Read the following paragraph about “mindful me” rooms in elementary schools and answer the questions that follow.
Reflective practice has also started to replace detention in schools across the country. Robert W. Coleman Elementary School is one of the first to adopt this method. As of 2014, this school has had no suspensions. When students fight or misbehave, they are sent to a “mindful me” room instead of the principal’s office, and they learn to peacefully solve these conflicts themselves (Khorsandi). Administrators at the school claim to have seen a marked improvement in student behavior. Coleman Principal Carillian Thompson explains, “The mindfulness practices have actually taught the students how to redirect that negative energy into something positive” (Khorsandi). The changes have resulted in more focus on academics and extracurricular activities at Coleman, which has made parents in the district happy.
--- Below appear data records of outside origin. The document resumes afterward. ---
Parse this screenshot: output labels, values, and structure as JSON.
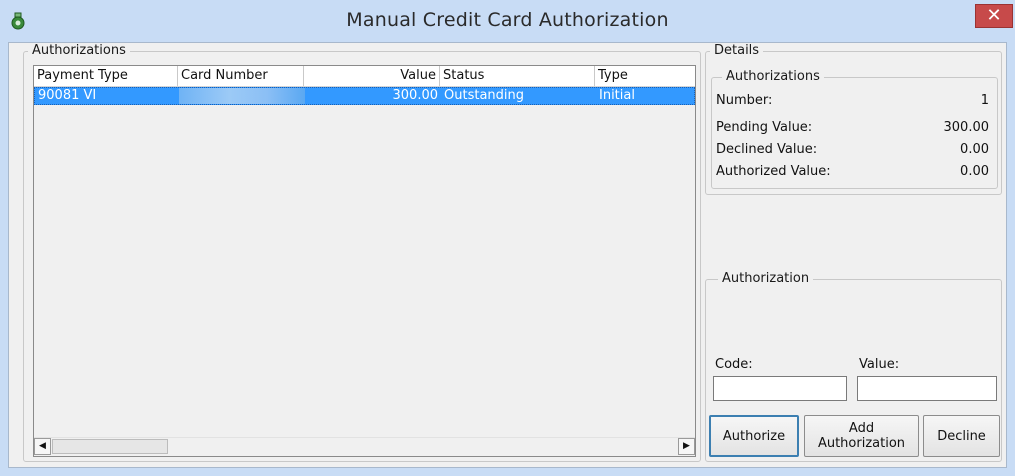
{
  "window": {
    "title": "Manual Credit Card Authorization",
    "close_glyph": "✕",
    "app_icon": "money-bag-icon"
  },
  "authorizations_group": {
    "label": "Authorizations",
    "columns": [
      "Payment Type",
      "Card Number",
      "Value",
      "Status",
      "Type"
    ],
    "rows": [
      {
        "payment_type": "90081 VI",
        "card_number": "",
        "value": "300.00",
        "status": "Outstanding",
        "type": "Initial",
        "selected": true
      }
    ],
    "scroll_left_glyph": "◀",
    "scroll_right_glyph": "▶"
  },
  "details": {
    "label": "Details",
    "summary": {
      "label": "Authorizations",
      "number_label": "Number:",
      "number_value": "1",
      "pending_label": "Pending Value:",
      "pending_value": "300.00",
      "declined_label": "Declined Value:",
      "declined_value": "0.00",
      "authorized_label": "Authorized Value:",
      "authorized_value": "0.00"
    },
    "authorization": {
      "label": "Authorization",
      "code_label": "Code:",
      "code_value": "",
      "value_label": "Value:",
      "value_value": ""
    }
  },
  "buttons": {
    "authorize": "Authorize",
    "add_authorization_line1": "Add",
    "add_authorization_line2": "Authorization",
    "decline": "Decline"
  },
  "colors": {
    "selection": "#3399ff",
    "title_bar": "#c8dcf5",
    "close_button": "#c74a4a"
  }
}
In fact, many parents have switched their thinking from once believing punitive measures are necessary to modify children’s behaviors to now seeing reflective practices as meaningful alternatives to detention.
- Which sentence contains a signal phrase?
- Coleman Principal Carillian Thompson explains, “The mindfulness practices have actually taught the students how to redirect that negative energy into something positive” (Khorsandi).
- Reflective practice has also started to replace detention in schools across the country.
- When students fight or misbehave, they are sent to a “mindful me” room instead of the principal’s office, and they learn to peacefully solve these conflicts themselves (Khorsandi).
Sentence #1 contains a signal phrase. Thompson’s name and credentials, plus the verb “explains,” constitute the signal phrase.
- In which sentence does the writer transition into using a source?
- The changes have resulted in more focus on academics and extracurricular activities at Coleman, which has made parents in the district happy.
- Coleman principal Carillian Thompson explains, “The mindfulness practices have actually taught the students how to redirect that negative energy into something positive” (Khorsandi).
- Reflective practice has also started to replace detention in schools across the country.
Sentence #3 is correct, as the writer uses “also” to indicate a new point and example to come. Sentences #1 and #2 simply summarize points previously introduced.
- Which sentence explains the relevance of the source to the writer’s thesis?
- Robert W. Coleman Elementary School is one of the first to adopt this method.
- In fact, many parents have switched their thinking from once believing punitive measures are necessary to modify children’s behaviors to now seeing reflective practices as meaningful alternatives to detention.
- Administrators at the school claim to have seen a marked improvement in student behavior.
Sentence #2 is correct; the writer relates the source to her thesis. In sentences #1 and #3, the writer describes/develops the evidence.
Synthesizing Ideas also involves Synthesizing Skills
Realize that as you synthesize ideas for a research paper, you’re also synthesizing reading and writing skills.
- Pre-writing – brainstorming, listing, mapping, etc. to create a research question and working thesis; reviewing your prewriting in the context of your writing’s purpose (e.g., to apply, analyze, etc.)
- Researching – finding appropriate types of sources and content to answer your research question and more firmly establish your working thesis
- Reading – skimming researched sources; evaluating them for content, relevance, etc.; reading fully for main ideas; annotating, note taking, or in some way recording and interacting with those ideas
- Paraphrasing and summarizing relevant ideas from your notes (relevant to your working thesis)
- Synthesizing ideas – finding relationships among ideas from different sources and synthesizing them in an idea matrix; evaluating the matrix for amount and type of support to see if more or different support is needed
- Drafting the research paper – intro-body-conclusion, determining the order of supporting ideas
- Reading the draft as a text in its own right to evaluate it (for purpose, content, clarity) and aid in revising and finalizing the paper
- Citing sources